### DATA FOR PROCESSING

---

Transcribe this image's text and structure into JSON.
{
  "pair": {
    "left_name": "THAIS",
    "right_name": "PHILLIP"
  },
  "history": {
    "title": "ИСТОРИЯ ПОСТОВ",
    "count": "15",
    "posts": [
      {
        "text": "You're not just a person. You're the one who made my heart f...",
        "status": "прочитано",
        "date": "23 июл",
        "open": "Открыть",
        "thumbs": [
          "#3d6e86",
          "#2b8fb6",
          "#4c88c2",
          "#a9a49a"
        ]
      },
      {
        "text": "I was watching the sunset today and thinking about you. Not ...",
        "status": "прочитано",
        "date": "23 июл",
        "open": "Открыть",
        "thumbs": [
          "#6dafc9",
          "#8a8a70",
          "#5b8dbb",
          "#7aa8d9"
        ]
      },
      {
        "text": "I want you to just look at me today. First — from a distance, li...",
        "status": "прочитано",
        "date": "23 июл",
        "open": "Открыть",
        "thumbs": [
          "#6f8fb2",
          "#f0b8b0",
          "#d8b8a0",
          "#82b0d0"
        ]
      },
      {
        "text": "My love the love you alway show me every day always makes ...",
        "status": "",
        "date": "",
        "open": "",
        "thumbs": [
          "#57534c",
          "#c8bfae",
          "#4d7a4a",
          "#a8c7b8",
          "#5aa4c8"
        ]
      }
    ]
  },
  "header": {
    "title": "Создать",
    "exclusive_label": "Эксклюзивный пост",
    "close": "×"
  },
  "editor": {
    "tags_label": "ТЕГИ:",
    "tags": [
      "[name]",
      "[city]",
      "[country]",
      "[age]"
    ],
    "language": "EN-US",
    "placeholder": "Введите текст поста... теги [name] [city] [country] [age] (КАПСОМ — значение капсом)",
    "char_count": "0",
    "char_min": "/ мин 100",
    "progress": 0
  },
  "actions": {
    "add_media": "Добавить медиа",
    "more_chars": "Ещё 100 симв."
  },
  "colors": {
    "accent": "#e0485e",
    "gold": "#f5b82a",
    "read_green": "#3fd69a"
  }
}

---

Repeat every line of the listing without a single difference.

### TASK SOLUTION
Transcribe this image's text and structure into JSON.
{
  "pair": {
    "left_name": "THAIS",
    "right_name": "PHILLIP"
  },
  "history": {
    "title": "ИСТОРИЯ ПОСТОВ",
    "count": "15",
    "posts": [
      {
        "text": "You're not just a person. You're the one who made my heart f...",
        "status": "прочитано",
        "date": "23 июл",
        "open": "Открыть",
        "thumbs": [
          "#3d6e86",
          "#2b8fb6",
          "#4c88c2",
          "#a9a49a"
        ]
      },
      {
        "text": "I was watching the sunset today and thinking about you. Not ...",
        "status": "прочитано",
        "date": "23 июл",
        "open": "Открыть",
        "thumbs": [
          "#6dafc9",
          "#8a8a70",
          "#5b8dbb",
          "#7aa8d9"
        ]
      },
      {
        "text": "I want you to just look at me today. First — from a distance, li...",
        "status": "прочитано",
        "date": "23 июл",
        "open": "Открыть",
        "thumbs": [
          "#6f8fb2",
          "#f0b8b0",
          "#d8b8a0",
          "#82b0d0"
        ]
      },
      {
        "text": "My love the love you alway show me every day always makes ...",
        "status": "",
        "date": "",
        "open": "",
        "thumbs": [
          "#57534c",
          "#c8bfae",
          "#4d7a4a",
          "#a8c7b8",
          "#5aa4c8"
        ]
      }
    ]
  },
  "header": {
    "title": "Создать",
    "exclusive_label": "Эксклюзивный пост",
    "close": "×"
  },
  "editor": {
    "tags_label": "ТЕГИ:",
    "tags": [
      "[name]",
      "[city]",
      "[country]",
      "[age]"
    ],
    "language": "EN-US",
    "placeholder": "Введите текст поста... теги [name] [city] [country] [age] (КАПСОМ — значение капсом)",
    "char_count": "0",
    "char_min": "/ мин 100",
    "progress": 0
  },
  "actions": {
    "add_media": "Добавить медиа",
    "more_chars": "Ещё 100 симв."
  },
  "colors": {
    "accent": "#e0485e",
    "gold": "#f5b82a",
    "read_green": "#3fd69a"
  }
}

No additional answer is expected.